Home Depot plans $2 billion of debt to build cash, buy stock
Atlanta — Home Depot said Monday it is returning to the corporate bond market for the second time in less than seven months to rebuild its cash stockpile and finance share buybacks.
According to a filing with the Securities and Exchange Commission, the company plans to sell 10- and 30-year bonds. It is offering $1 billion of each maturity.
Home Depot is replacing $1 billion of 5.2% notes issued in 2006 that matured March 1, and raising money to buy its own stock. The notes may be sold as soon as Monday.
Moody’s Investors Service changed the retailer’s outlook to positive on March 25, citing the “expectation that the size of Home Depot’s remaining share authorization will shrink over the near term,” it said in a statement.
Great news for the great outdoors (retailer)
SEATTLE— REI (Recreational Equipment Inc.) announced 2010 sales of $1.66 billion, up 14% from $1.46 billion the previous year, proving that even in a down economy outdoor enthusiasts will find ways to support their passion.

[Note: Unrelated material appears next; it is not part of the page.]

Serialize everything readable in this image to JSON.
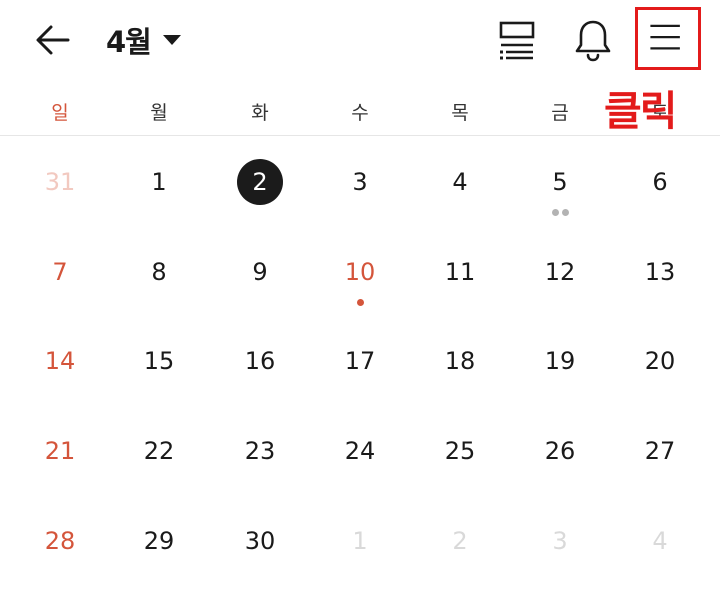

Net income in 2010 was $30.2 million, up 1.4% from $29.8 million in the previous year. The company’s direct sales channel, which includes online and catalog sales, grew by 22.9%. Comp-store sales grew by 8.1%, up from negative 3.5% in 2009.
“REI achieved remarkable results last year in an economy that remained uncertain, and I credit the dedication and commitment of our more than 9,500 employees who are focused on serving our members and customers. Our performance positions REI well for ongoing strategic growth and business investments,” said Ivar Chhina, REI’s CFO and EVP. “As the nation’s largest consumer cooperative, we are extremely pleased to also share our success with our members, communities and employees.”
By year-end 2010, REI operated 114 stores, including four new stores in Arizona, Connecticut, Maryland and Montana. The company also relocated two stores last year in California and Montana. Seven new stores will open in 2011, including Dublin and Santa Barbara, Calif.; Paramus, N.J.; Carle Place, Manhattan and Yonkers, N.Y.; Olympia, Wash.
Every day confusing prices
Two new pricing studies out this past week show Target and Walmart are so close to one another on a basket of goods that shoppers would have a hard time discerning which company is the low-price leader.
That’s a good thing for Target, but not so much for Walmart where the company is intent on convincing shoppers it has the lowest prices. Sometimes it does and sometimes it doesn’t, as researchers at Credit Suisse and Customer Growth Partners discovered. Credit Suisse look at a basket of 60 items in the Chicago and Dallas/Fort Worth markets and found Walmart 4.2% lower than Target compared with 3.9% the prior month. The Customer Growth Partners study found Target was lower than Walmart by 0.6% when it surveyed stores in Connecticut, Florida, Indiana and New York compared to a 0.7% gap the prior month.
“The 2011 data represent the first time Target has achieved nominal price parity versus Walmart since Customer Growth Partners started its price checks in 2006,” according to the firm’s president Craig Johnson.
The basket of items examined included such categories as grocery, household chemical, paper product, personal care, HBA and commonly purchased general merchandise items. In the case of Credit Suisse, the basket is more narrowly focused on the food, household and HBA categories but comparisons are conducted across a broader spectrum of competitors. For example, in Chicago the firm looked at prices at Dominick’s, Jewel, Food-4-Less, Walgreen, CVS, Target and a Walmart discount store. In Dallas-Ft. Worth, surveyed retailers included Tom Thumb, Albertson’s, Kroger, Walgreen, CVS, Target and a Walmart discount store. In both markets the surveyed stores are located within a five mile radius.
“Our monthly pricing survey in Dallas and Chicago showed that most retailers, including Walmart, raised prices in February as they looked to pass along rising input costs. We believe the industry’s ability to successfully pass on upcoming inflation depends on what Walmart decides to do,” according the firm. “The 1.2% sequential increase in Walmart’s basket price observed in February suggests that the company is rationally passing through cost increases. Most other retailers in our survey raised prices even more and their relative price gap versus Walmart increased, but only modestly.”